This patch has been a windfall for gold-seeking professionals for a few reasons, but there have been some changes that affect everyone, no matter what addons you use or how much time you spend in the auction house. Let's start with the more subtle changes.
What's the most annoying part about mining and herbing? Unlike skinning, which simply lets you gather from a large number of creatures you are killing anyway, mining and herbalism force you to go out of your way to gather. Before patch 4.0.1, you could only track one thing at a time. Now, you can track everything at the same time!
This will make hunters and achievement seekers very happy. Anyone who wants to use tracking for more than either herbs or minerals can now just pick from a list of stuff they can see. Importantly, this makes double-gatherers much more viable than they used to be. People would typically only take either mining or herbalism because switching between them was a chore, and you could only track one at a time.
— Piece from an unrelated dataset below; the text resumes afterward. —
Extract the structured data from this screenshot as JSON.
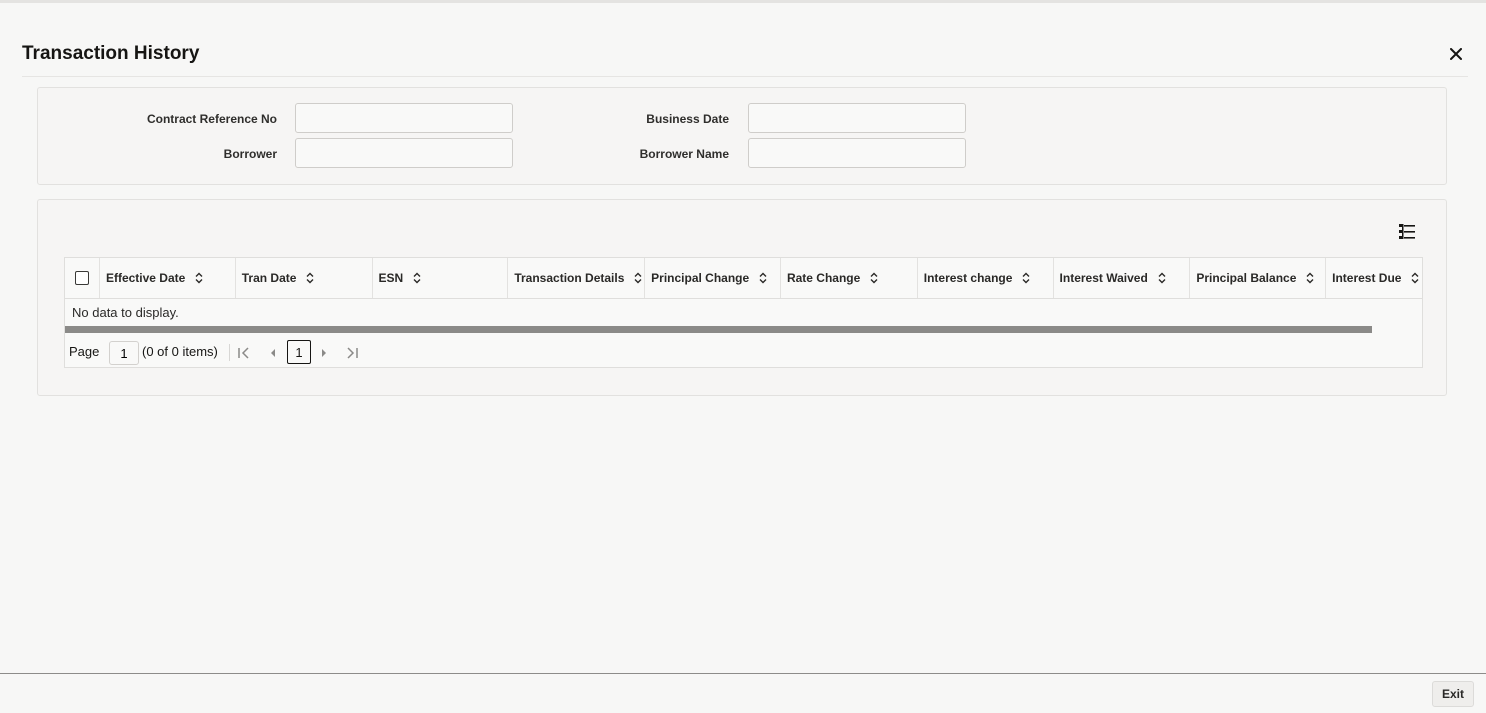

Maybe that's why there are so many skinners? Now that you can track both at the same time, double-gathering is definitely the best way to make money with a trade skill while leveling.
How does this change your life now? Well, Cataclysm is expected to have two major developments for gatherers. First, while the auctioneer crowd will be trying to race to server-first skill cap on whatever they think will be the most money, people who farm ore and herbs will be making far more money until those crafting skills start paying dividends. Second, all the new goblins and worgen will need old-world materials to level their chosen professions. Farming for either of these sources of demand should be very lucrative. You don't have to wait until Cataclysm to farm for people leveling trade skills, either. None of the major raw base materials are changing, from what we know.
Of course, Hallow's End
Hallow's End just started, and like many holidays, contains plenty of ways to make some fairly easy gold. You can collect wands and charge "tips" for people looking to get the achievement, and you can sell a bunch of random items on the auction house like the Weighted Jack-o'-Lantern.
One of the changes this year is that people hoping to save 5,000 gold for the 310 percent flying skill will all want to get What A Long Strange Trip It's Been. This means they need to do Check Your Head and The Masquerade, and generally, there should be more demand for the tradable holiday goods.
If you have a character high enough to solo ZG, you can make tons of money selling bijous and other rep items to people desperate to get the achievement before it gets removed from the game. There was a blue post that mentioned that while the Tome of Polymorph: Turtle would still be available after the expansion, but there's been no indication of how hard it will be to get. If you're too low a level to be able to solo ZG, consider going with a few friends and splitting the rewards.
No scribe? No jewelcrafter? No problem
The biggest demand right now is from people regemming and learning all their glyphs. If you aren't in a position to craft to serve this demand, you can still participate in the market. If you have money to invest, you can try buying cut or raw gems when there's a lot of supply and the prices are low and sell them on the weekends when there might be more buyers around than there is supply. Additionally, the Glyph of Mage Armor can't be made anymore because of a bug introduced in patch 4.0.1. If you can find it for less than 100g, you might be able to resell it for a profit. Since glyphs in general seem to be priced fairly low at the moment, I wouldn't speculate on buying and selling them yet.
Of course, there's always the old standby of selling Vanishing Powder at obnoxious markups. At least on my realm, however, people have happily caught on to this scam, and there's always tons of stock at what's getting really close to the price the vendor charges. If you want to sell vendor objects to players, at least pick something that saves them some travel time like old world mid level vendors.
Insider Trader takes you behind the scenes of the bustling subculture of professional craftsmen, examining the profitable, the tragically lacking and the methods behind the madness.